- _WORK TASK_: Would you give the listing again exactly, without its images?
START RECORDED DATA
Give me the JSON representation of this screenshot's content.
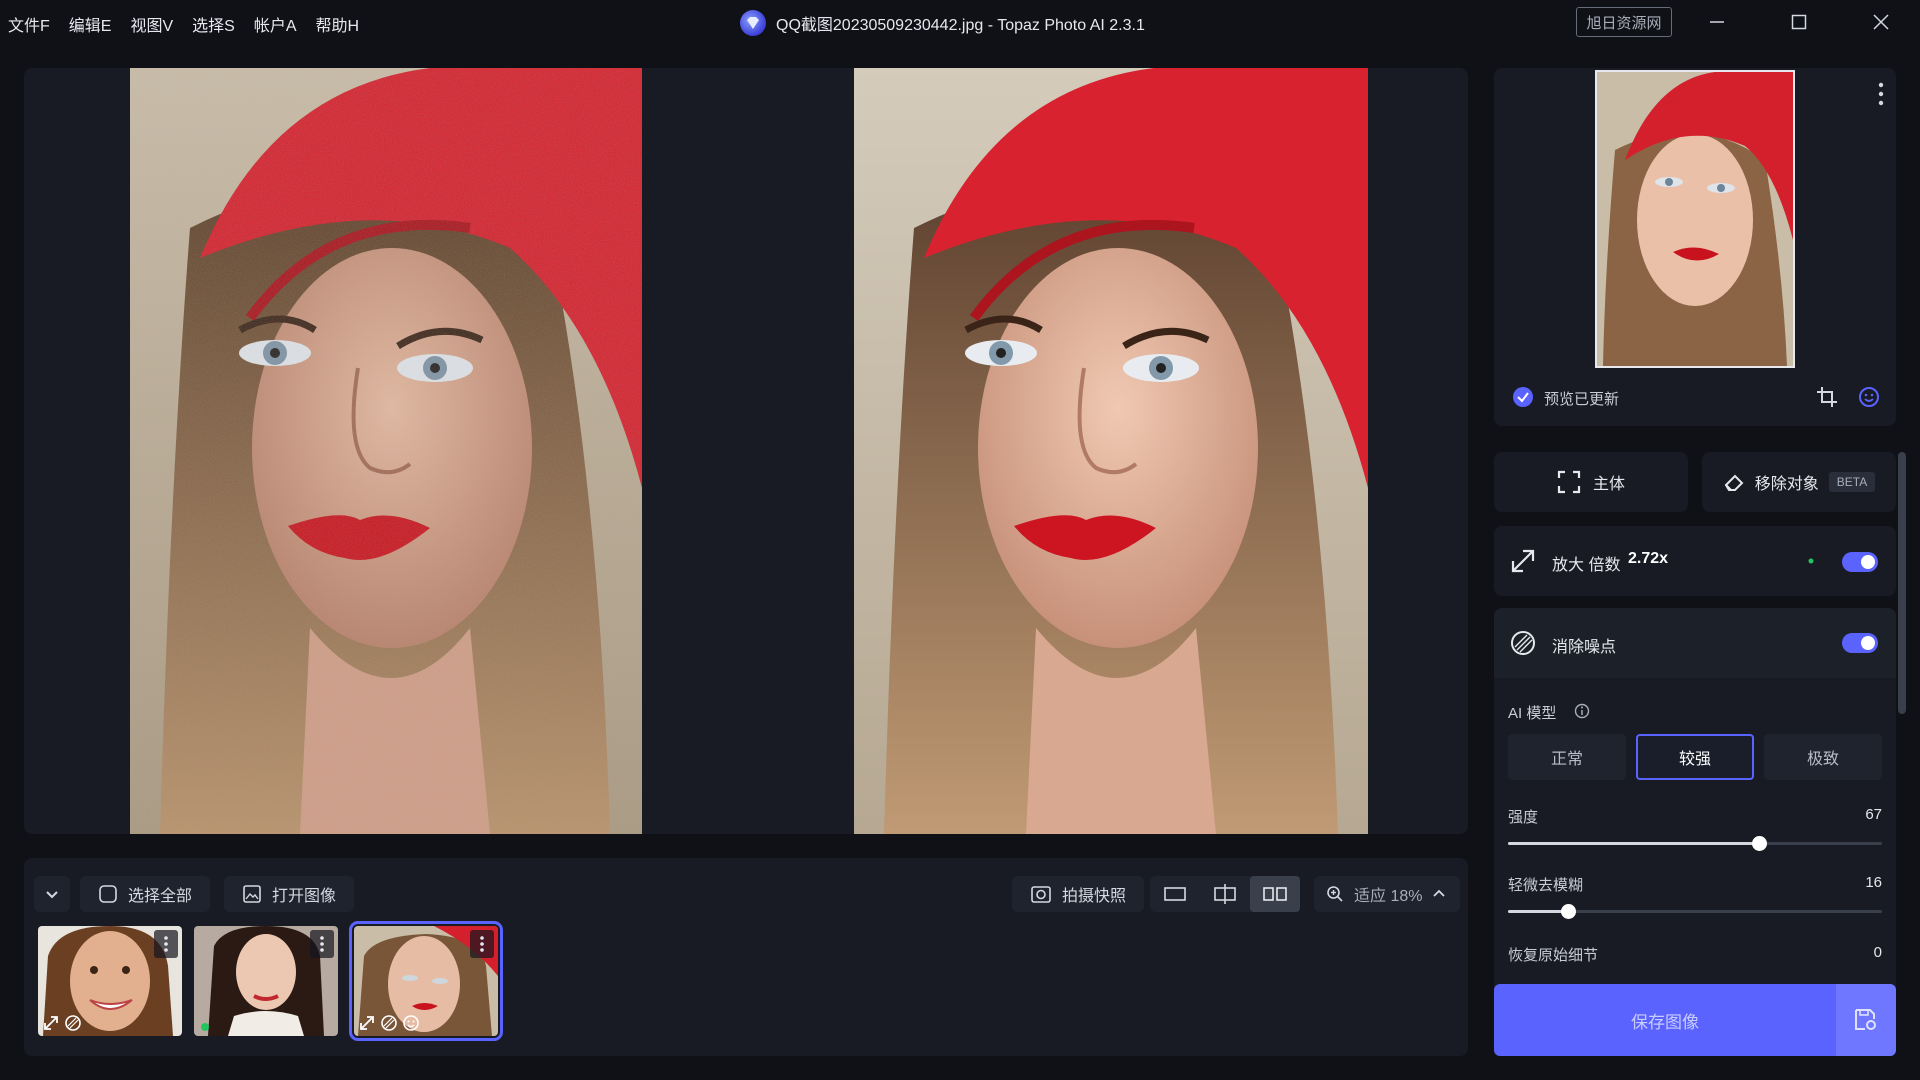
{
  "menu": [
    "文件F",
    "编辑E",
    "视图V",
    "选择S",
    "帐户A",
    "帮助H"
  ],
  "window_title": "QQ截图20230509230442.jpg - Topaz Photo AI 2.3.1",
  "site_badge": "旭日资源网",
  "preview": {
    "status": "预览已更新"
  },
  "tools": {
    "subject": "主体",
    "remove_object": "移除对象",
    "beta": "BETA"
  },
  "upscale": {
    "label": "放大 倍数",
    "factor": "2.72x",
    "enabled": true
  },
  "denoise": {
    "label": "消除噪点",
    "enabled": true,
    "ai_model_label": "AI 模型",
    "models": [
      "正常",
      "较强",
      "极致"
    ],
    "selected_model": "较强",
    "sliders": [
      {
        "label": "强度",
        "value": "67",
        "fraction": 0.67
      },
      {
        "label": "轻微去模糊",
        "value": "16",
        "fraction": 0.16
      },
      {
        "label": "恢复原始细节",
        "value": "0",
        "fraction": 0.0
      }
    ]
  },
  "save_button": "保存图像",
  "filmstrip": {
    "select_all": "选择全部",
    "open_image": "打开图像",
    "snapshot": "拍摄快照",
    "zoom": "适应 18%"
  },
  "colors": {
    "accent": "#5b63ff",
    "panel": "#181b24",
    "background": "#0f1117"
  }
}
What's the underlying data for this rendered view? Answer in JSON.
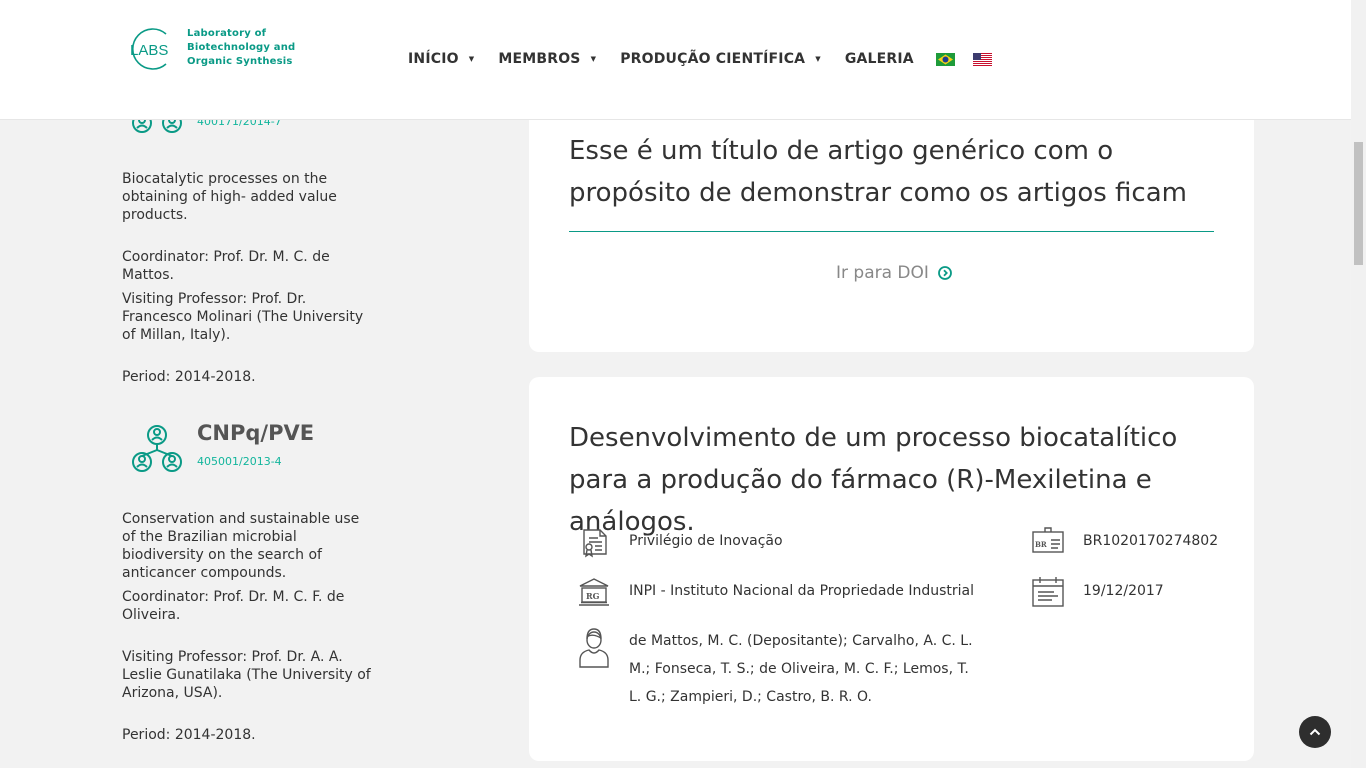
{
  "logo": {
    "mark": "LABS",
    "line1": "Laboratory  of",
    "line2": "Biotechnology  and",
    "line3": "Organic  Synthesis"
  },
  "nav": {
    "items": [
      {
        "label": "INÍCIO",
        "dropdown": true
      },
      {
        "label": "MEMBROS",
        "dropdown": true
      },
      {
        "label": "PRODUÇÃO CIENTÍFICA",
        "dropdown": true
      },
      {
        "label": "GALERIA",
        "dropdown": false
      }
    ],
    "flags": [
      "brazil-flag-icon",
      "us-flag-icon"
    ]
  },
  "projects": [
    {
      "code": "400171/2014-7",
      "description": "Biocatalytic processes on the obtaining of high- added value products.",
      "coordinator": "Coordinator: Prof. Dr. M. C. de Mattos.",
      "visiting": "Visiting Professor: Prof. Dr. Francesco Molinari (The University of Millan, Italy).",
      "period": "Period: 2014-2018."
    },
    {
      "title": "CNPq/PVE",
      "code": "405001/2013-4",
      "description": "Conservation and sustainable use of the Brazilian microbial biodiversity on the search of anticancer compounds.",
      "coordinator": "Coordinator: Prof. Dr. M. C. F. de Oliveira.",
      "visiting": "Visiting Professor: Prof. Dr. A. A. Leslie Gunatilaka (The University of Arizona, USA).",
      "period": "Period: 2014-2018."
    }
  ],
  "articles": [
    {
      "title": "Esse é um título de artigo genérico com o propósito de demonstrar como os artigos ficam",
      "doi_label": "Ir para DOI"
    }
  ],
  "patent": {
    "title": "Desenvolvimento de um processo biocatalítico para a produção do fármaco (R)-Mexiletina e análogos.",
    "type": "Privilégio de Inovação",
    "number": "BR1020170274802",
    "institution": "INPI - Instituto Nacional da Propriedade Industrial",
    "date": "19/12/2017",
    "authors": "de Mattos, M. C. (Depositante); Carvalho, A. C. L. M.; Fonseca, T. S.; de Oliveira, M. C. F.; Lemos, T. L. G.; Zampieri, D.; Castro, B. R. O.",
    "icon_labels": {
      "number_badge": "BR",
      "institution_badge": "RG"
    }
  },
  "colors": {
    "accent": "#0a9a86",
    "code": "#12b59c"
  }
}
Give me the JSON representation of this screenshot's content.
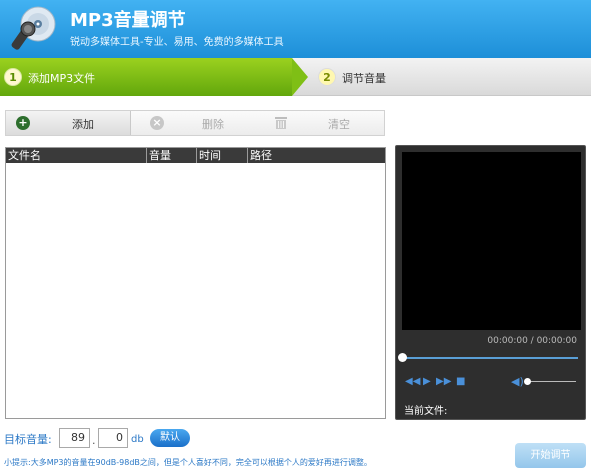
{
  "header": {
    "title": "MP3音量调节",
    "subtitle": "锐动多媒体工具-专业、易用、免费的多媒体工具"
  },
  "steps": [
    {
      "number": "1",
      "label": "添加MP3文件",
      "active": true
    },
    {
      "number": "2",
      "label": "调节音量",
      "active": false
    }
  ],
  "toolbar": {
    "add_label": "添加",
    "delete_label": "删除",
    "clear_label": "清空"
  },
  "table": {
    "columns": [
      "文件名",
      "音量",
      "时间",
      "路径"
    ],
    "rows": []
  },
  "player": {
    "time": "00:00:00 / 00:00:00",
    "current_file_label": "当前文件:"
  },
  "volume": {
    "label": "目标音量:",
    "integer_value": "89",
    "decimal_value": "0",
    "separator": ".",
    "unit": "db",
    "default_button": "默认"
  },
  "tip": "小提示:大多MP3的音量在90dB-98dB之间，但是个人喜好不同，完全可以根据个人的爱好再进行调整。",
  "start_button": "开始调节",
  "colors": {
    "header_blue": "#2a9ee6",
    "step_green": "#7fbf15",
    "link_blue": "#2b78c6"
  }
}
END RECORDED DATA
- _RESULT_:
Give me the JSON representation of this screenshot's content.
{
  "menu": [
    "文件F",
    "编辑E",
    "视图V",
    "选择S",
    "帐户A",
    "帮助H"
  ],
  "window_title": "QQ截图20230509230442.jpg - Topaz Photo AI 2.3.1",
  "site_badge": "旭日资源网",
  "preview": {
    "status": "预览已更新"
  },
  "tools": {
    "subject": "主体",
    "remove_object": "移除对象",
    "beta": "BETA"
  },
  "upscale": {
    "label": "放大 倍数",
    "factor": "2.72x",
    "enabled": true
  },
  "denoise": {
    "label": "消除噪点",
    "enabled": true,
    "ai_model_label": "AI 模型",
    "models": [
      "正常",
      "较强",
      "极致"
    ],
    "selected_model": "较强",
    "sliders": [
      {
        "label": "强度",
        "value": "67",
        "fraction": 0.67
      },
      {
        "label": "轻微去模糊",
        "value": "16",
        "fraction": 0.16
      },
      {
        "label": "恢复原始细节",
        "value": "0",
        "fraction": 0.0
      }
    ]
  },
  "save_button": "保存图像",
  "filmstrip": {
    "select_all": "选择全部",
    "open_image": "打开图像",
    "snapshot": "拍摄快照",
    "zoom": "适应 18%"
  },
  "colors": {
    "accent": "#5b63ff",
    "panel": "#181b24",
    "background": "#0f1117"
  }
}
What's the underlying data for this rendered view? Answer in JSON.
{
  "logo": {
    "mark": "LABS",
    "line1": "Laboratory  of",
    "line2": "Biotechnology  and",
    "line3": "Organic  Synthesis"
  },
  "nav": {
    "items": [
      {
        "label": "INÍCIO",
        "dropdown": true
      },
      {
        "label": "MEMBROS",
        "dropdown": true
      },
      {
        "label": "PRODUÇÃO CIENTÍFICA",
        "dropdown": true
      },
      {
        "label": "GALERIA",
        "dropdown": false
      }
    ],
    "flags": [
      "brazil-flag-icon",
      "us-flag-icon"
    ]
  },
  "projects": [
    {
      "code": "400171/2014-7",
      "description": "Biocatalytic processes on the obtaining of high- added value products.",
      "coordinator": "Coordinator: Prof. Dr. M. C. de Mattos.",
      "visiting": "Visiting Professor: Prof. Dr. Francesco Molinari (The University of Millan, Italy).",
      "period": "Period: 2014-2018."
    },
    {
      "title": "CNPq/PVE",
      "code": "405001/2013-4",
      "description": "Conservation and sustainable use of the Brazilian microbial biodiversity on the search of anticancer compounds.",
      "coordinator": "Coordinator: Prof. Dr. M. C. F. de Oliveira.",
      "visiting": "Visiting Professor: Prof. Dr. A. A. Leslie Gunatilaka (The University of Arizona, USA).",
      "period": "Period: 2014-2018."
    }
  ],
  "articles": [
    {
      "title": "Esse é um título de artigo genérico com o propósito de demonstrar como os artigos ficam",
      "doi_label": "Ir para DOI"
    }
  ],
  "patent": {
    "title": "Desenvolvimento de um processo biocatalítico para a produção do fármaco (R)-Mexiletina e análogos.",
    "type": "Privilégio de Inovação",
    "number": "BR1020170274802",
    "institution": "INPI - Instituto Nacional da Propriedade Industrial",
    "date": "19/12/2017",
    "authors": "de Mattos, M. C. (Depositante); Carvalho, A. C. L. M.; Fonseca, T. S.; de Oliveira, M. C. F.; Lemos, T. L. G.; Zampieri, D.; Castro, B. R. O.",
    "icon_labels": {
      "number_badge": "BR",
      "institution_badge": "RG"
    }
  },
  "colors": {
    "accent": "#0a9a86",
    "code": "#12b59c"
  }
}
Give me the JSON representation of this screenshot's content.
{
  "header": {
    "title": "MP3音量调节",
    "subtitle": "锐动多媒体工具-专业、易用、免费的多媒体工具"
  },
  "steps": [
    {
      "number": "1",
      "label": "添加MP3文件",
      "active": true
    },
    {
      "number": "2",
      "label": "调节音量",
      "active": false
    }
  ],
  "toolbar": {
    "add_label": "添加",
    "delete_label": "删除",
    "clear_label": "清空"
  },
  "table": {
    "columns": [
      "文件名",
      "音量",
      "时间",
      "路径"
    ],
    "rows": []
  },
  "player": {
    "time": "00:00:00 / 00:00:00",
    "current_file_label": "当前文件:"
  },
  "volume": {
    "label": "目标音量:",
    "integer_value": "89",
    "decimal_value": "0",
    "separator": ".",
    "unit": "db",
    "default_button": "默认"
  },
  "tip": "小提示:大多MP3的音量在90dB-98dB之间，但是个人喜好不同，完全可以根据个人的爱好再进行调整。",
  "start_button": "开始调节",
  "colors": {
    "header_blue": "#2a9ee6",
    "step_green": "#7fbf15",
    "link_blue": "#2b78c6"
  }
}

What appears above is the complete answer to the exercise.